TASK DETAILS: Reproduce each record exactly.

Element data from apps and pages
--- START ---

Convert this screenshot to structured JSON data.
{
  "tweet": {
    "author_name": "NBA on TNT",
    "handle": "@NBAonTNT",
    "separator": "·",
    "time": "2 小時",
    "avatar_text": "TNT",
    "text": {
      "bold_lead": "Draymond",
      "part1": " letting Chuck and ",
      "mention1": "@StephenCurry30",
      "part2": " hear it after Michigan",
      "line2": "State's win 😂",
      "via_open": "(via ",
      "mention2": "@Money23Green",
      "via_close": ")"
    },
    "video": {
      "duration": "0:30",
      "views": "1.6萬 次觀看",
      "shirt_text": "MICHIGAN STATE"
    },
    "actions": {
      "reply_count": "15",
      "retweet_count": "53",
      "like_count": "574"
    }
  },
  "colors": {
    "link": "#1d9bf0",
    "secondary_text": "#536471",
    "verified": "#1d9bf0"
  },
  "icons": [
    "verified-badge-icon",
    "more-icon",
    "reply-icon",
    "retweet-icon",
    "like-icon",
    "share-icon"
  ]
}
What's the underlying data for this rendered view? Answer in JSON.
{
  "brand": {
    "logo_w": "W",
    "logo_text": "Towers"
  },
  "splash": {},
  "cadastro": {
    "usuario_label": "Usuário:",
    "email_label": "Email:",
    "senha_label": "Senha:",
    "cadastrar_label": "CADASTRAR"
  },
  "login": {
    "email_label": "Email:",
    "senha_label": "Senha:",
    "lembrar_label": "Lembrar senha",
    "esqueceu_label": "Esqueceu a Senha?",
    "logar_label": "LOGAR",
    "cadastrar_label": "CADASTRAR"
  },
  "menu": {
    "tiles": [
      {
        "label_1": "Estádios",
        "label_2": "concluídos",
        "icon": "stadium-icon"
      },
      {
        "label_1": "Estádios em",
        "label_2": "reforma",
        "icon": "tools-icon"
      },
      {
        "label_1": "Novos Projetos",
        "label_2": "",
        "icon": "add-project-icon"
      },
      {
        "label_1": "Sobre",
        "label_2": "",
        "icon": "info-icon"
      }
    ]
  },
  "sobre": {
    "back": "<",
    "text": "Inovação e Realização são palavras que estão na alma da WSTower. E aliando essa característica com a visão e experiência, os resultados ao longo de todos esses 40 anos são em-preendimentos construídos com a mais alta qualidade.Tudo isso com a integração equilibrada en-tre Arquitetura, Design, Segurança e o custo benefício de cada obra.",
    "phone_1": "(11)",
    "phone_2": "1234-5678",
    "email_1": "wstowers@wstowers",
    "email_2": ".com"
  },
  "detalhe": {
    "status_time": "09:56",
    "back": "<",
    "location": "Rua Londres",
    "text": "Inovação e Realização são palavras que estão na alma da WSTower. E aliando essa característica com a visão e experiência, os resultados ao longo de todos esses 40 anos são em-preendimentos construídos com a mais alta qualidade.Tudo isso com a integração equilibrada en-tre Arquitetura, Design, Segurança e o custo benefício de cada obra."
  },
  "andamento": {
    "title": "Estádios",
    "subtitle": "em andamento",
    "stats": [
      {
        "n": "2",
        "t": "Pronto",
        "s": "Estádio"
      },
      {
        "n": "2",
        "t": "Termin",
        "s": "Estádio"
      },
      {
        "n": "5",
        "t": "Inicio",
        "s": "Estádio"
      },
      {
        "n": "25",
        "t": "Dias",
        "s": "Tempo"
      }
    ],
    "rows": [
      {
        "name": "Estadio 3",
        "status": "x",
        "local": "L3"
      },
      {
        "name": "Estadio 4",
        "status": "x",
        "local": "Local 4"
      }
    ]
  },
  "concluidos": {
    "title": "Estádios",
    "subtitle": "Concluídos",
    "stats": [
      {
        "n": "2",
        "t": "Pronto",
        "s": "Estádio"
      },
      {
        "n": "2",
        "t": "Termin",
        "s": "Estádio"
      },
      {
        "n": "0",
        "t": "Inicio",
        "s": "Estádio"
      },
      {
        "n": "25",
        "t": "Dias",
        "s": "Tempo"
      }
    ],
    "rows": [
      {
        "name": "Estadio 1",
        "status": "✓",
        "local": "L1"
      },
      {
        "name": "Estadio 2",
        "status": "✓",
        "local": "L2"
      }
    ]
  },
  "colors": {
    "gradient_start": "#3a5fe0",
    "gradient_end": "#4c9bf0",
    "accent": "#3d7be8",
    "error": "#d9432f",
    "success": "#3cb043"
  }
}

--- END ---

RESPONSE:
Convert this screenshot to structured JSON data.
{
  "tweet": {
    "author_name": "NBA on TNT",
    "handle": "@NBAonTNT",
    "separator": "·",
    "time": "2 小時",
    "avatar_text": "TNT",
    "text": {
      "bold_lead": "Draymond",
      "part1": " letting Chuck and ",
      "mention1": "@StephenCurry30",
      "part2": " hear it after Michigan",
      "line2": "State's win 😂",
      "via_open": "(via ",
      "mention2": "@Money23Green",
      "via_close": ")"
    },
    "video": {
      "duration": "0:30",
      "views": "1.6萬 次觀看",
      "shirt_text": "MICHIGAN STATE"
    },
    "actions": {
      "reply_count": "15",
      "retweet_count": "53",
      "like_count": "574"
    }
  },
  "colors": {
    "link": "#1d9bf0",
    "secondary_text": "#536471",
    "verified": "#1d9bf0"
  },
  "icons": [
    "verified-badge-icon",
    "more-icon",
    "reply-icon",
    "retweet-icon",
    "like-icon",
    "share-icon"
  ]
}
What's the underlying data for this rendered view? Answer in JSON.
{
  "brand": {
    "logo_w": "W",
    "logo_text": "Towers"
  },
  "splash": {},
  "cadastro": {
    "usuario_label": "Usuário:",
    "email_label": "Email:",
    "senha_label": "Senha:",
    "cadastrar_label": "CADASTRAR"
  },
  "login": {
    "email_label": "Email:",
    "senha_label": "Senha:",
    "lembrar_label": "Lembrar senha",
    "esqueceu_label": "Esqueceu a Senha?",
    "logar_label": "LOGAR",
    "cadastrar_label": "CADASTRAR"
  },
  "menu": {
    "tiles": [
      {
        "label_1": "Estádios",
        "label_2": "concluídos",
        "icon": "stadium-icon"
      },
      {
        "label_1": "Estádios em",
        "label_2": "reforma",
        "icon": "tools-icon"
      },
      {
        "label_1": "Novos Projetos",
        "label_2": "",
        "icon": "add-project-icon"
      },
      {
        "label_1": "Sobre",
        "label_2": "",
        "icon": "info-icon"
      }
    ]
  },
  "sobre": {
    "back": "<",
    "text": "Inovação e Realização são palavras que estão na alma da WSTower. E aliando essa característica com a visão e experiência, os resultados ao longo de todos esses 40 anos são em-preendimentos construídos com a mais alta qualidade.Tudo isso com a integração equilibrada en-tre Arquitetura, Design, Segurança e o custo benefício de cada obra.",
    "phone_1": "(11)",
    "phone_2": "1234-5678",
    "email_1": "wstowers@wstowers",
    "email_2": ".com"
  },
  "detalhe": {
    "status_time": "09:56",
    "back": "<",
    "location": "Rua Londres",
    "text": "Inovação e Realização são palavras que estão na alma da WSTower. E aliando essa característica com a visão e experiência, os resultados ao longo de todos esses 40 anos são em-preendimentos construídos com a mais alta qualidade.Tudo isso com a integração equilibrada en-tre Arquitetura, Design, Segurança e o custo benefício de cada obra."
  },
  "andamento": {
    "title": "Estádios",
    "subtitle": "em andamento",
    "stats": [
      {
        "n": "2",
        "t": "Pronto",
        "s": "Estádio"
      },
      {
        "n": "2",
        "t": "Termin",
        "s": "Estádio"
      },
      {
        "n": "5",
        "t": "Inicio",
        "s": "Estádio"
      },
      {
        "n": "25",
        "t": "Dias",
        "s": "Tempo"
      }
    ],
    "rows": [
      {
        "name": "Estadio 3",
        "status": "x",
        "local": "L3"
      },
      {
        "name": "Estadio 4",
        "status": "x",
        "local": "Local 4"
      }
    ]
  },
  "concluidos": {
    "title": "Estádios",
    "subtitle": "Concluídos",
    "stats": [
      {
        "n": "2",
        "t": "Pronto",
        "s": "Estádio"
      },
      {
        "n": "2",
        "t": "Termin",
        "s": "Estádio"
      },
      {
        "n": "0",
        "t": "Inicio",
        "s": "Estádio"
      },
      {
        "n": "25",
        "t": "Dias",
        "s": "Tempo"
      }
    ],
    "rows": [
      {
        "name": "Estadio 1",
        "status": "✓",
        "local": "L1"
      },
      {
        "name": "Estadio 2",
        "status": "✓",
        "local": "L2"
      }
    ]
  },
  "colors": {
    "gradient_start": "#3a5fe0",
    "gradient_end": "#4c9bf0",
    "accent": "#3d7be8",
    "error": "#d9432f",
    "success": "#3cb043"
  }
}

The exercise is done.